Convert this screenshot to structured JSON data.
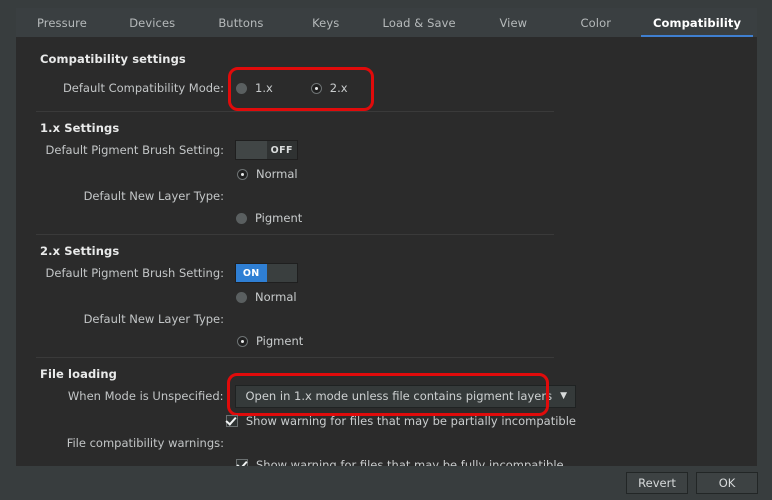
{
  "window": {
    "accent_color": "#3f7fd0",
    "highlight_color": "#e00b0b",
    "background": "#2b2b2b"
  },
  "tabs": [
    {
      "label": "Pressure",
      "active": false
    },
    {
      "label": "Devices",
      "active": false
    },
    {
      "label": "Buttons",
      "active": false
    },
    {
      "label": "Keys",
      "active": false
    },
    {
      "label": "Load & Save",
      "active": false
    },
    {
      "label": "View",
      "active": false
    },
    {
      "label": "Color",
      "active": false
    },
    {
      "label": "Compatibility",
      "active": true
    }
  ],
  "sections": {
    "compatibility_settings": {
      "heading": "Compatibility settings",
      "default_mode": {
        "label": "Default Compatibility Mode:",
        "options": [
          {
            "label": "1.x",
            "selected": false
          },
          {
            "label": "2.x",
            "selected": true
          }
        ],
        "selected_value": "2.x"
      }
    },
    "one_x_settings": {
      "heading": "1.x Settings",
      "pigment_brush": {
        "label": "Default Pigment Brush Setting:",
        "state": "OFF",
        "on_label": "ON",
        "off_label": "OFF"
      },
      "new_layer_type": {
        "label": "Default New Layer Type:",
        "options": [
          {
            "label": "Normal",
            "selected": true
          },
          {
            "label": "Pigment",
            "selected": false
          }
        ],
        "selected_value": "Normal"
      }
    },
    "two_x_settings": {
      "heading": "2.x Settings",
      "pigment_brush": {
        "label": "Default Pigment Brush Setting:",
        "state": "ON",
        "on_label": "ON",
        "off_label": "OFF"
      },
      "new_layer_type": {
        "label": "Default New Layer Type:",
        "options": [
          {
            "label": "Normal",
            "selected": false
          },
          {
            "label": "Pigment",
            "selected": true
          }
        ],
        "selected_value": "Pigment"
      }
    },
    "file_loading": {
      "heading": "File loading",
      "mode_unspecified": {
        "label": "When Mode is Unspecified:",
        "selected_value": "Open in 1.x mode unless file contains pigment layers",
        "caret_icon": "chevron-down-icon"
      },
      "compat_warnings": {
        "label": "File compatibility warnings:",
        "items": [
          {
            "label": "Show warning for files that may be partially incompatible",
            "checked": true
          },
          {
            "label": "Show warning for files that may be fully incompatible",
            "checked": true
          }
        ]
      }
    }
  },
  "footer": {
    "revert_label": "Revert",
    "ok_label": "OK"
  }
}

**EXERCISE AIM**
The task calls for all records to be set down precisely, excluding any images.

**ANSWER**
Convert this screenshot to structured JSON data.
{
  "window": {
    "accent_color": "#3f7fd0",
    "highlight_color": "#e00b0b",
    "background": "#2b2b2b"
  },
  "tabs": [
    {
      "label": "Pressure",
      "active": false
    },
    {
      "label": "Devices",
      "active": false
    },
    {
      "label": "Buttons",
      "active": false
    },
    {
      "label": "Keys",
      "active": false
    },
    {
      "label": "Load & Save",
      "active": false
    },
    {
      "label": "View",
      "active": false
    },
    {
      "label": "Color",
      "active": false
    },
    {
      "label": "Compatibility",
      "active": true
    }
  ],
  "sections": {
    "compatibility_settings": {
      "heading": "Compatibility settings",
      "default_mode": {
        "label": "Default Compatibility Mode:",
        "options": [
          {
            "label": "1.x",
            "selected": false
          },
          {
            "label": "2.x",
            "selected": true
          }
        ],
        "selected_value": "2.x"
      }
    },
    "one_x_settings": {
      "heading": "1.x Settings",
      "pigment_brush": {
        "label": "Default Pigment Brush Setting:",
        "state": "OFF",
        "on_label": "ON",
        "off_label": "OFF"
      },
      "new_layer_type": {
        "label": "Default New Layer Type:",
        "options": [
          {
            "label": "Normal",
            "selected": true
          },
          {
            "label": "Pigment",
            "selected": false
          }
        ],
        "selected_value": "Normal"
      }
    },
    "two_x_settings": {
      "heading": "2.x Settings",
      "pigment_brush": {
        "label": "Default Pigment Brush Setting:",
        "state": "ON",
        "on_label": "ON",
        "off_label": "OFF"
      },
      "new_layer_type": {
        "label": "Default New Layer Type:",
        "options": [
          {
            "label": "Normal",
            "selected": false
          },
          {
            "label": "Pigment",
            "selected": true
          }
        ],
        "selected_value": "Pigment"
      }
    },
    "file_loading": {
      "heading": "File loading",
      "mode_unspecified": {
        "label": "When Mode is Unspecified:",
        "selected_value": "Open in 1.x mode unless file contains pigment layers",
        "caret_icon": "chevron-down-icon"
      },
      "compat_warnings": {
        "label": "File compatibility warnings:",
        "items": [
          {
            "label": "Show warning for files that may be partially incompatible",
            "checked": true
          },
          {
            "label": "Show warning for files that may be fully incompatible",
            "checked": true
          }
        ]
      }
    }
  },
  "footer": {
    "revert_label": "Revert",
    "ok_label": "OK"
  }
}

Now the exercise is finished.